You know MHealthy – they’re behind Active U, Facebook recipe posts, Yoga in the Big House, and the financial incentives you can earn through MHealthy Rewards for doing healthy activities each year.
These programs (and many more) contribute to a culture of health and well-being at U-M. But did you know that MHealthy also trains managers and supervisors to help build this culture from the ground up?
“Leaders Creating a Culture at Its Best,” MHealthy’s manager training program, teaches participants how to create thriving work teams where health and well-being contribute to success. The program is offered free of charge to U-M managers and supervisors. Individual departments can also request custom workshops to help address the specific and unique health and well-being challenges facing their unit, such as time constraints and the physical environment.
Meeting a need for manager training
MHealthy developed the program in response to data showing strong support for well-being programs among top-level leadership and individuals, but a need for more concrete strategies among mid-level leaders. Today, the program focuses on U-M’s eight-dimensions of well-being, using Adrian Gostick’s formula that values plus behavior equals culture.

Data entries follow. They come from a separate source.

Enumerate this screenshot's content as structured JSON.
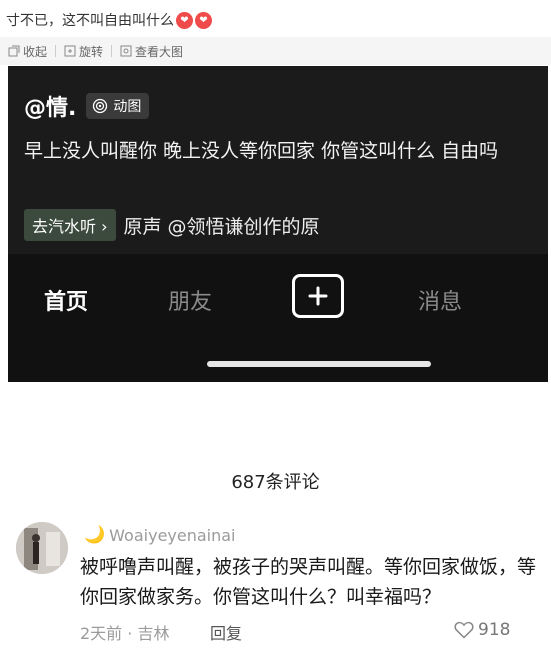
{
  "post": {
    "text": "寸不已，这不叫自由叫什么",
    "emojis": [
      "heart-eyes-emoji",
      "heart-eyes-emoji"
    ]
  },
  "toolbar": {
    "collapse_label": "收起",
    "rotate_label": "旋转",
    "view_large_label": "查看大图"
  },
  "screenshot": {
    "mention": "@情.",
    "gif_badge": "动图",
    "caption": "早上没人叫醒你 晚上没人等你回家 你管这叫什么 自由吗",
    "listen_button": "去汽水听",
    "music_text": "原声  @领悟谦创作的原",
    "nav": {
      "home": "首页",
      "friends": "朋友",
      "messages": "消息"
    }
  },
  "comments": {
    "count_label": "687条评论",
    "items": [
      {
        "username": "Woaiyeyenainai",
        "text": "被呼噜声叫醒，被孩子的哭声叫醒。等你回家做饭，等你回家做家务。你管这叫什么？叫幸福吗？",
        "time_location": "2天前 · 吉林",
        "reply_label": "回复",
        "likes": "918"
      }
    ]
  },
  "colors": {
    "screenshot_bg": "#161616",
    "emoji_red": "#f04b4b",
    "listen_btn_bg": "#3b4a3d"
  }
}
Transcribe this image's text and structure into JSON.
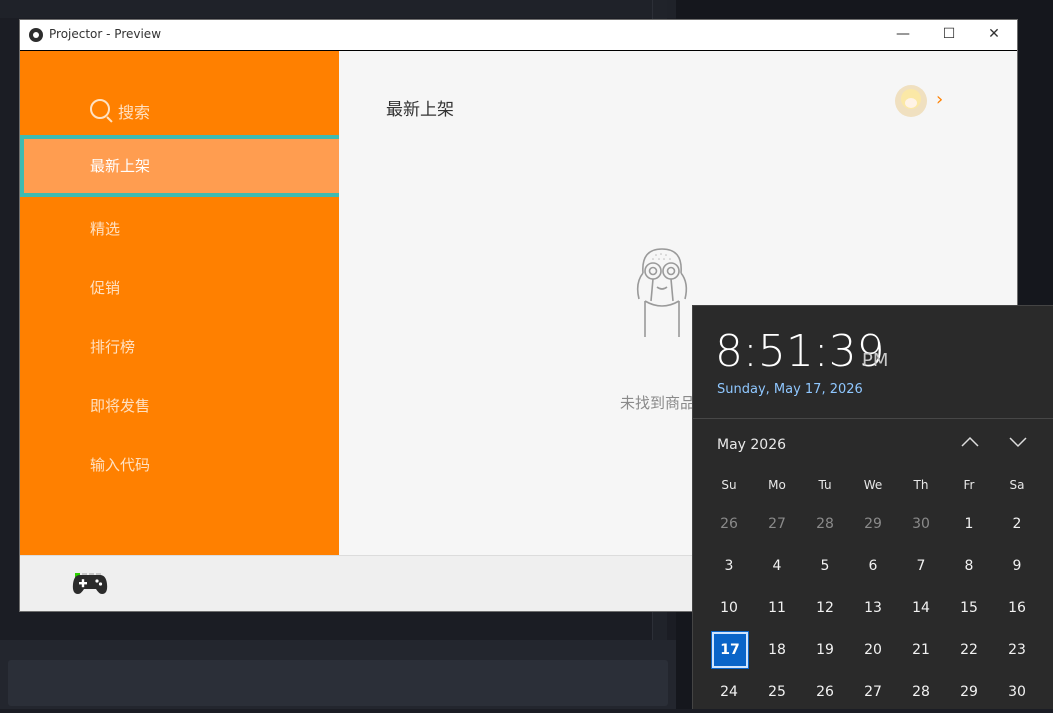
{
  "window": {
    "title": "Projector - Preview",
    "minimize_glyph": "—",
    "maximize_glyph": "☐",
    "close_glyph": "✕"
  },
  "sidebar": {
    "search_label": "搜索",
    "items": [
      {
        "label": "最新上架",
        "active": true
      },
      {
        "label": "精选"
      },
      {
        "label": "促销"
      },
      {
        "label": "排行榜"
      },
      {
        "label": "即将发售"
      },
      {
        "label": "输入代码"
      }
    ],
    "accent": "#ff8000",
    "active_border": "#3ebbb0"
  },
  "main": {
    "title": "最新上架",
    "empty_text": "未找到商品"
  },
  "calendar": {
    "time": "8:51:39",
    "ampm": "PM",
    "date_long": "Sunday, May 17, 2026",
    "month_label": "May 2026",
    "weekdays": [
      "Su",
      "Mo",
      "Tu",
      "We",
      "Th",
      "Fr",
      "Sa"
    ],
    "weeks": [
      [
        "26",
        "27",
        "28",
        "29",
        "30",
        "1",
        "2"
      ],
      [
        "3",
        "4",
        "5",
        "6",
        "7",
        "8",
        "9"
      ],
      [
        "10",
        "11",
        "12",
        "13",
        "14",
        "15",
        "16"
      ],
      [
        "17",
        "18",
        "19",
        "20",
        "21",
        "22",
        "23"
      ],
      [
        "24",
        "25",
        "26",
        "27",
        "28",
        "29",
        "30"
      ]
    ],
    "dim_first_week_count": 5,
    "today": "17",
    "today_color": "#0a64c8"
  }
}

A high demand for the trainings reflects the appeal of this holistic approach. Since August 2016, more than 600 managers and supervisors have participated in the program, representing areas as diverse as Michigan Dining, AFSCME and Michigan Medicine Urology.
A commitment to change
At each half-day workshop, managers and supervisors learn to identify behaviors associated with the eight areas of well-being: physical, emotional/mental, environmental, financial, occupational, social, intellectual and spiritual. The workshops are highly interactive, engaging attendees through tools from Liberating Structures, journaling and – as you might expect from MHealthy – movement.
“MHealthy as a team has really come together to offer these workshops,” says Melissa Lagodzinski, who leads the program in collaboration with Leola Hearing and Sherry Hudson. “We try to have an MHealthy staff member as a facilitator at every table to lead discussion and guide activities.”
The trainings tend to attract some managers who already do a lot with health and well-being as well as those who are struggling. Pairing up these two types of participants can produce new insights and creative strategies to normalize healthy behaviors in the workplace. At the end of each session, participants commit to at least one new strategy to take back to their teams.
Building a positive culture
While “Leaders Creating a Culture at Its Best” focuses specifically on health and well-being, participants take away a broader set of skills for creating an inclusive workplace.
“One thing I’ve noticed is how much participants respond to the mental and emotional aspects of well-being, including daily practices like gratitude and kindness,” says Lagodzinski. “The way these things connect to our overall health hasn’t always been obvious for people.”
Marsha Manning, manager of medical benefits for the university and a former participant, agrees. “This course addresses workplace culture and creating an environment where team members can thrive and achieve their goals – whatever those goals are. The focus on understanding the diversity of employees and creating an environment that supports this diversity is really valuable for leaders at every level across the organization.”
Want to learn more?
To participate in an upcoming workshop, register now for the May 2, May 23 or September 20 sessions at Palmer Commons. You can also contact Melissa Lagodzinski about creating a custom workshop for your unit.